WORK REQUIRED | From the first line to the last, reproduce the records exactly as they appear below.

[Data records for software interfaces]
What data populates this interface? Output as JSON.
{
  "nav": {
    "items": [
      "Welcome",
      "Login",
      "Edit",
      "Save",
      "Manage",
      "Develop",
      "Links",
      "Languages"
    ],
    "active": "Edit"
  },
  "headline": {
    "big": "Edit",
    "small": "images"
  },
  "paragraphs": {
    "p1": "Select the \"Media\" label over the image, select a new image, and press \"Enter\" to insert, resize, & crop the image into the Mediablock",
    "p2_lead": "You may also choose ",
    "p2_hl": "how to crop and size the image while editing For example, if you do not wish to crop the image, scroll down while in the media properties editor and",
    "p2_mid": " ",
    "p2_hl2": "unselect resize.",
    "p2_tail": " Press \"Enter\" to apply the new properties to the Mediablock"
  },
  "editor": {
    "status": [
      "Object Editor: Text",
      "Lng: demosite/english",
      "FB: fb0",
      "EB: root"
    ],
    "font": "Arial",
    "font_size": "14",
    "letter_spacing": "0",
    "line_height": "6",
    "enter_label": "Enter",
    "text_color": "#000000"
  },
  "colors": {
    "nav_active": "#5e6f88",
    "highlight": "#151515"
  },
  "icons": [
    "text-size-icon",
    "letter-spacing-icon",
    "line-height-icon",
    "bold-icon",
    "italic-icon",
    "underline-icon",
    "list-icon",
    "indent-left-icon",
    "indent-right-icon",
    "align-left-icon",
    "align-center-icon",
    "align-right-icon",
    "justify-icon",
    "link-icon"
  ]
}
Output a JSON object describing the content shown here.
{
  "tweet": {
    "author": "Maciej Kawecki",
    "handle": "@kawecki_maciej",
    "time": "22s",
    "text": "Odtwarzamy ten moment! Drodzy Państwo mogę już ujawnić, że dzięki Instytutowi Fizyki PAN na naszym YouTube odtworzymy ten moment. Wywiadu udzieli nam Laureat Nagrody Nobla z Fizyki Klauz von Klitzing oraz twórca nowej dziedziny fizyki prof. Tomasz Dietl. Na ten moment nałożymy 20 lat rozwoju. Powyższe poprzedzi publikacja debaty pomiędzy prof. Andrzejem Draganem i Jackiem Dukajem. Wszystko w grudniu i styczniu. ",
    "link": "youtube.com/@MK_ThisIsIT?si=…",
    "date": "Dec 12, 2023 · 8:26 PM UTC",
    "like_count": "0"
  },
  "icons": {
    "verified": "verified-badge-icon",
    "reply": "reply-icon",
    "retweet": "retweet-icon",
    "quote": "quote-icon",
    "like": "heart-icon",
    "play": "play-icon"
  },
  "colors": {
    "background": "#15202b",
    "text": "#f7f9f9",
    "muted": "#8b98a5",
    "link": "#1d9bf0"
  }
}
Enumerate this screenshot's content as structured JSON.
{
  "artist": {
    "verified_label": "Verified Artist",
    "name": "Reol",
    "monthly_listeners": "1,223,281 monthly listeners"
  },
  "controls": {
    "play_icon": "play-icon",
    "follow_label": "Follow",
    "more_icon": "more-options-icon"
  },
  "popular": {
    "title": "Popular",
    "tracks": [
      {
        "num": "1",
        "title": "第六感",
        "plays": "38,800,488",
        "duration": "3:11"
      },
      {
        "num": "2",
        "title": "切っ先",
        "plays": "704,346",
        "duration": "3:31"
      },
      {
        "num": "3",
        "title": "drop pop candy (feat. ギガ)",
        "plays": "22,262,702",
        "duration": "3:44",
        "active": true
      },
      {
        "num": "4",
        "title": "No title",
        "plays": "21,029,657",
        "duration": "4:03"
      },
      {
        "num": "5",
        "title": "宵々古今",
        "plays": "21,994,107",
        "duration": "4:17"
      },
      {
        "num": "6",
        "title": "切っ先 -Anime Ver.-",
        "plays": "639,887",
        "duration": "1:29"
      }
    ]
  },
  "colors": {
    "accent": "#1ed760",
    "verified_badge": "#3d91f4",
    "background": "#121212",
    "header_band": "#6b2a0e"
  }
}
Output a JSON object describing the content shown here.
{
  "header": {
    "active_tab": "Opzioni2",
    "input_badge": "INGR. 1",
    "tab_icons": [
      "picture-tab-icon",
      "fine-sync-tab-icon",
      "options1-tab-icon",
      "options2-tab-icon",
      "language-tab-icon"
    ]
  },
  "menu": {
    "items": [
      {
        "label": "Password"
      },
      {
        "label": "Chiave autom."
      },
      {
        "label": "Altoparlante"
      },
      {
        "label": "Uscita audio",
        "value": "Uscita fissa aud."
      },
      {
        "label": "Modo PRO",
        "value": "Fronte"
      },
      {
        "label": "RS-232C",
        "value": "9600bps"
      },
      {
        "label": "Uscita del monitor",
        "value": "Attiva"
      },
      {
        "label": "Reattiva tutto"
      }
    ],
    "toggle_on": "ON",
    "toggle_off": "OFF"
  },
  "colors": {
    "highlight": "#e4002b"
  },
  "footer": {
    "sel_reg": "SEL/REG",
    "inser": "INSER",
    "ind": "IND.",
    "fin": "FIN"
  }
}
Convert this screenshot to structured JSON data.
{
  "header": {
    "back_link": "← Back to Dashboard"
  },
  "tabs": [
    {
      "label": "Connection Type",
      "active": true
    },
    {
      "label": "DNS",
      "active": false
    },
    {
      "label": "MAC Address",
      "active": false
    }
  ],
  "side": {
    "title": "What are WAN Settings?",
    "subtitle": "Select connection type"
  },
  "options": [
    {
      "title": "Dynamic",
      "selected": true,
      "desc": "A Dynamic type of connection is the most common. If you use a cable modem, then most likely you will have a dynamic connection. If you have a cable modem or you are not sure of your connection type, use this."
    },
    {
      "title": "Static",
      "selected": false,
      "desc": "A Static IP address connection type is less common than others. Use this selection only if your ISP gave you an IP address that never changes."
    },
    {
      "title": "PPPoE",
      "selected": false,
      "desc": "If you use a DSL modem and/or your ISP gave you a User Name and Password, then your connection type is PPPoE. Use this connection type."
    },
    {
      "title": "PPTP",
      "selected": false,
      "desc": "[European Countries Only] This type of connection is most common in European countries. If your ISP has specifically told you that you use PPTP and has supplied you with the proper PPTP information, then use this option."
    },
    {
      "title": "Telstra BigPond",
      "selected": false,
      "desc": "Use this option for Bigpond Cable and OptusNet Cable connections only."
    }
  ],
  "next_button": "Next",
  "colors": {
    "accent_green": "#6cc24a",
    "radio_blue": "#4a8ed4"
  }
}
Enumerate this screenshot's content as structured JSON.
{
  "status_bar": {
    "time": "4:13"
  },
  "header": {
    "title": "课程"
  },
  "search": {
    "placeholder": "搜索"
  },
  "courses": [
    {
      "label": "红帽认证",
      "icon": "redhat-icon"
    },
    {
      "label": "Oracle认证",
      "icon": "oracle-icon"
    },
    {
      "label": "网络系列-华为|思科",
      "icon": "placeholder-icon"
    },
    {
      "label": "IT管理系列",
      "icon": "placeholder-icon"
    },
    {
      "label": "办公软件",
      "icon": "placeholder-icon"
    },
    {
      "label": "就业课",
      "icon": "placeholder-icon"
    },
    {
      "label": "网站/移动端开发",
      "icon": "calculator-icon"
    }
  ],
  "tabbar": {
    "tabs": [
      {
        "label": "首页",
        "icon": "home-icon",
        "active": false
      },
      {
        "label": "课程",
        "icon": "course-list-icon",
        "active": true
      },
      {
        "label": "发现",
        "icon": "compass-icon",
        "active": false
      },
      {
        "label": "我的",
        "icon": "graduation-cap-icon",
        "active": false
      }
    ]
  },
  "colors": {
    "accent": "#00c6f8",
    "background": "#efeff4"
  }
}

OUTPUT FOR THIS TASK |
What data populates this interface? Output as JSON.
{
  "nav": {
    "items": [
      "Welcome",
      "Login",
      "Edit",
      "Save",
      "Manage",
      "Develop",
      "Links",
      "Languages"
    ],
    "active": "Edit"
  },
  "headline": {
    "big": "Edit",
    "small": "images"
  },
  "paragraphs": {
    "p1": "Select the \"Media\" label over the image, select a new image, and press \"Enter\" to insert, resize, & crop the image into the Mediablock",
    "p2_lead": "You may also choose ",
    "p2_hl": "how to crop and size the image while editing For example, if you do not wish to crop the image, scroll down while in the media properties editor and",
    "p2_mid": " ",
    "p2_hl2": "unselect resize.",
    "p2_tail": " Press \"Enter\" to apply the new properties to the Mediablock"
  },
  "editor": {
    "status": [
      "Object Editor: Text",
      "Lng: demosite/english",
      "FB: fb0",
      "EB: root"
    ],
    "font": "Arial",
    "font_size": "14",
    "letter_spacing": "0",
    "line_height": "6",
    "enter_label": "Enter",
    "text_color": "#000000"
  },
  "colors": {
    "nav_active": "#5e6f88",
    "highlight": "#151515"
  },
  "icons": [
    "text-size-icon",
    "letter-spacing-icon",
    "line-height-icon",
    "bold-icon",
    "italic-icon",
    "underline-icon",
    "list-icon",
    "indent-left-icon",
    "indent-right-icon",
    "align-left-icon",
    "align-center-icon",
    "align-right-icon",
    "justify-icon",
    "link-icon"
  ]
}
Output a JSON object describing the content shown here.
{
  "tweet": {
    "author": "Maciej Kawecki",
    "handle": "@kawecki_maciej",
    "time": "22s",
    "text": "Odtwarzamy ten moment! Drodzy Państwo mogę już ujawnić, że dzięki Instytutowi Fizyki PAN na naszym YouTube odtworzymy ten moment. Wywiadu udzieli nam Laureat Nagrody Nobla z Fizyki Klauz von Klitzing oraz twórca nowej dziedziny fizyki prof. Tomasz Dietl. Na ten moment nałożymy 20 lat rozwoju. Powyższe poprzedzi publikacja debaty pomiędzy prof. Andrzejem Draganem i Jackiem Dukajem. Wszystko w grudniu i styczniu. ",
    "link": "youtube.com/@MK_ThisIsIT?si=…",
    "date": "Dec 12, 2023 · 8:26 PM UTC",
    "like_count": "0"
  },
  "icons": {
    "verified": "verified-badge-icon",
    "reply": "reply-icon",
    "retweet": "retweet-icon",
    "quote": "quote-icon",
    "like": "heart-icon",
    "play": "play-icon"
  },
  "colors": {
    "background": "#15202b",
    "text": "#f7f9f9",
    "muted": "#8b98a5",
    "link": "#1d9bf0"
  }
}
Enumerate this screenshot's content as structured JSON.
{
  "artist": {
    "verified_label": "Verified Artist",
    "name": "Reol",
    "monthly_listeners": "1,223,281 monthly listeners"
  },
  "controls": {
    "play_icon": "play-icon",
    "follow_label": "Follow",
    "more_icon": "more-options-icon"
  },
  "popular": {
    "title": "Popular",
    "tracks": [
      {
        "num": "1",
        "title": "第六感",
        "plays": "38,800,488",
        "duration": "3:11"
      },
      {
        "num": "2",
        "title": "切っ先",
        "plays": "704,346",
        "duration": "3:31"
      },
      {
        "num": "3",
        "title": "drop pop candy (feat. ギガ)",
        "plays": "22,262,702",
        "duration": "3:44",
        "active": true
      },
      {
        "num": "4",
        "title": "No title",
        "plays": "21,029,657",
        "duration": "4:03"
      },
      {
        "num": "5",
        "title": "宵々古今",
        "plays": "21,994,107",
        "duration": "4:17"
      },
      {
        "num": "6",
        "title": "切っ先 -Anime Ver.-",
        "plays": "639,887",
        "duration": "1:29"
      }
    ]
  },
  "colors": {
    "accent": "#1ed760",
    "verified_badge": "#3d91f4",
    "background": "#121212",
    "header_band": "#6b2a0e"
  }
}
Output a JSON object describing the content shown here.
{
  "header": {
    "active_tab": "Opzioni2",
    "input_badge": "INGR. 1",
    "tab_icons": [
      "picture-tab-icon",
      "fine-sync-tab-icon",
      "options1-tab-icon",
      "options2-tab-icon",
      "language-tab-icon"
    ]
  },
  "menu": {
    "items": [
      {
        "label": "Password"
      },
      {
        "label": "Chiave autom."
      },
      {
        "label": "Altoparlante"
      },
      {
        "label": "Uscita audio",
        "value": "Uscita fissa aud."
      },
      {
        "label": "Modo PRO",
        "value": "Fronte"
      },
      {
        "label": "RS-232C",
        "value": "9600bps"
      },
      {
        "label": "Uscita del monitor",
        "value": "Attiva"
      },
      {
        "label": "Reattiva tutto"
      }
    ],
    "toggle_on": "ON",
    "toggle_off": "OFF"
  },
  "colors": {
    "highlight": "#e4002b"
  },
  "footer": {
    "sel_reg": "SEL/REG",
    "inser": "INSER",
    "ind": "IND.",
    "fin": "FIN"
  }
}
Convert this screenshot to structured JSON data.
{
  "header": {
    "back_link": "← Back to Dashboard"
  },
  "tabs": [
    {
      "label": "Connection Type",
      "active": true
    },
    {
      "label": "DNS",
      "active": false
    },
    {
      "label": "MAC Address",
      "active": false
    }
  ],
  "side": {
    "title": "What are WAN Settings?",
    "subtitle": "Select connection type"
  },
  "options": [
    {
      "title": "Dynamic",
      "selected": true,
      "desc": "A Dynamic type of connection is the most common. If you use a cable modem, then most likely you will have a dynamic connection. If you have a cable modem or you are not sure of your connection type, use this."
    },
    {
      "title": "Static",
      "selected": false,
      "desc": "A Static IP address connection type is less common than others. Use this selection only if your ISP gave you an IP address that never changes."
    },
    {
      "title": "PPPoE",
      "selected": false,
      "desc": "If you use a DSL modem and/or your ISP gave you a User Name and Password, then your connection type is PPPoE. Use this connection type."
    },
    {
      "title": "PPTP",
      "selected": false,
      "desc": "[European Countries Only] This type of connection is most common in European countries. If your ISP has specifically told you that you use PPTP and has supplied you with the proper PPTP information, then use this option."
    },
    {
      "title": "Telstra BigPond",
      "selected": false,
      "desc": "Use this option for Bigpond Cable and OptusNet Cable connections only."
    }
  ],
  "next_button": "Next",
  "colors": {
    "accent_green": "#6cc24a",
    "radio_blue": "#4a8ed4"
  }
}
Enumerate this screenshot's content as structured JSON.
{
  "status_bar": {
    "time": "4:13"
  },
  "header": {
    "title": "课程"
  },
  "search": {
    "placeholder": "搜索"
  },
  "courses": [
    {
      "label": "红帽认证",
      "icon": "redhat-icon"
    },
    {
      "label": "Oracle认证",
      "icon": "oracle-icon"
    },
    {
      "label": "网络系列-华为|思科",
      "icon": "placeholder-icon"
    },
    {
      "label": "IT管理系列",
      "icon": "placeholder-icon"
    },
    {
      "label": "办公软件",
      "icon": "placeholder-icon"
    },
    {
      "label": "就业课",
      "icon": "placeholder-icon"
    },
    {
      "label": "网站/移动端开发",
      "icon": "calculator-icon"
    }
  ],
  "tabbar": {
    "tabs": [
      {
        "label": "首页",
        "icon": "home-icon",
        "active": false
      },
      {
        "label": "课程",
        "icon": "course-list-icon",
        "active": true
      },
      {
        "label": "发现",
        "icon": "compass-icon",
        "active": false
      },
      {
        "label": "我的",
        "icon": "graduation-cap-icon",
        "active": false
      }
    ]
  },
  "colors": {
    "accent": "#00c6f8",
    "background": "#efeff4"
  }
}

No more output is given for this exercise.